by Joy E. Stocke
It’s been a few years since West Coast Editor, Angie Brenner, and I have “sailed” toward Byzantium. Friends have gone back and forth, moved there – particularly to Istanbul, or what our Greek friends call (Byzantine ) Constantinople And so, we’ve kept in touch and up to date on the latest news.
The city rests just within our minds’ eyes - Europe/Asia – separated by the Bosphorus. We stand on the Galata Bridge – the bridge of milk (Gala is the Greek word for milk.) spanning the Bosphorus (the word Bosphorus (again Greek) means “cow crossing” metaphorically and literally ) – the great leap of faith from Asia toward Europe and back again – the mythical bull of Mesopotamia leaping and playing on the seas of our minds.
So, stay tuned – we shall surely travel from the lofty to the mundane, especially after our first few rakis – the national drink of Turkey. But is seems appropriate to start our journey with words of the poet, William Butler Yeats:
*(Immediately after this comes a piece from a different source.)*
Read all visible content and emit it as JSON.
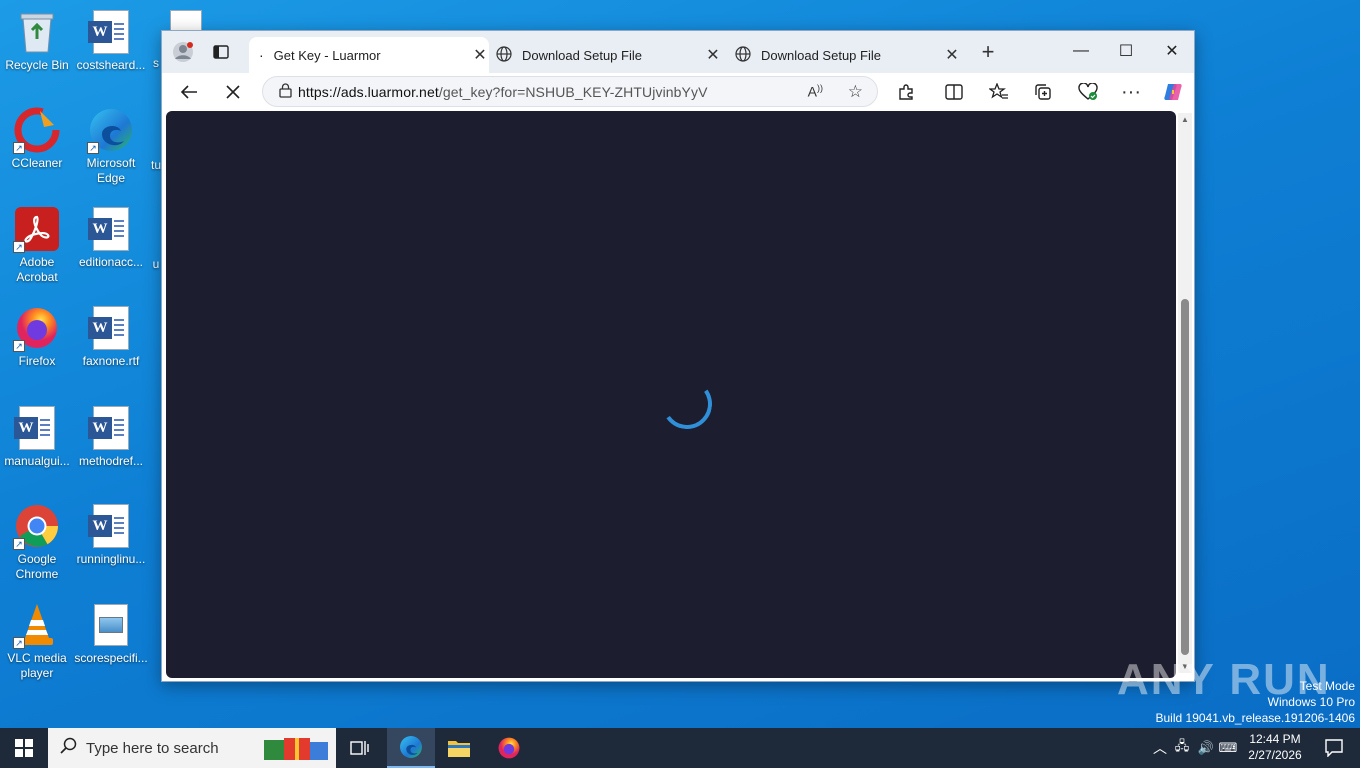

SAILING TO BYZANTIUM
THAT is no country for old men. The young
In one another’s arms, birds in the trees
- Those dying generations – at their song,
The salmon-falls, the mackerel-crowded seas,
Fish, flesh, or fowl, commend all summer long
Whatever is begotten, born, and dies.
Caught in that sensual music all neglect
Monuments of unageing intellect.
An aged man is but a paltry thing,
A tattered coat upon a stick, unless
Soul clap its hands and sing, and louder sing
For every tatter in its mortal dress,
Nor is there singing school but studying
Monuments of its own magnificence;
And therefore I have sailed the seas and come
To the holy city of Byzantium.
O sages standing in God’s holy fire
As in the gold mosaic of a wall,
Come from the holy fire, perne in a gyre,
And be the singing-masters of my soul.
Consume my heart away; sick with desire
And fastened to a dying animal
It knows not what it is; and gather me
Into the artifice of eternity.
Once out of nature I shall never take
My bodily form from any natural thing,
But such a form as Grecian goldsmiths make
Of hammered gold and gold enamelling
To keep a drowsy Emperor awake;
Or set upon a golden bough to sing
To lords and ladies of Byzantium
Of what is past, or passing, or to come.
Joy E. Stocke is editor in chief of Wild River Review. Her book, Anatolian Days and Nights, co-written with Angie Brenner, and based on the travels in Turkey will be published in 2010.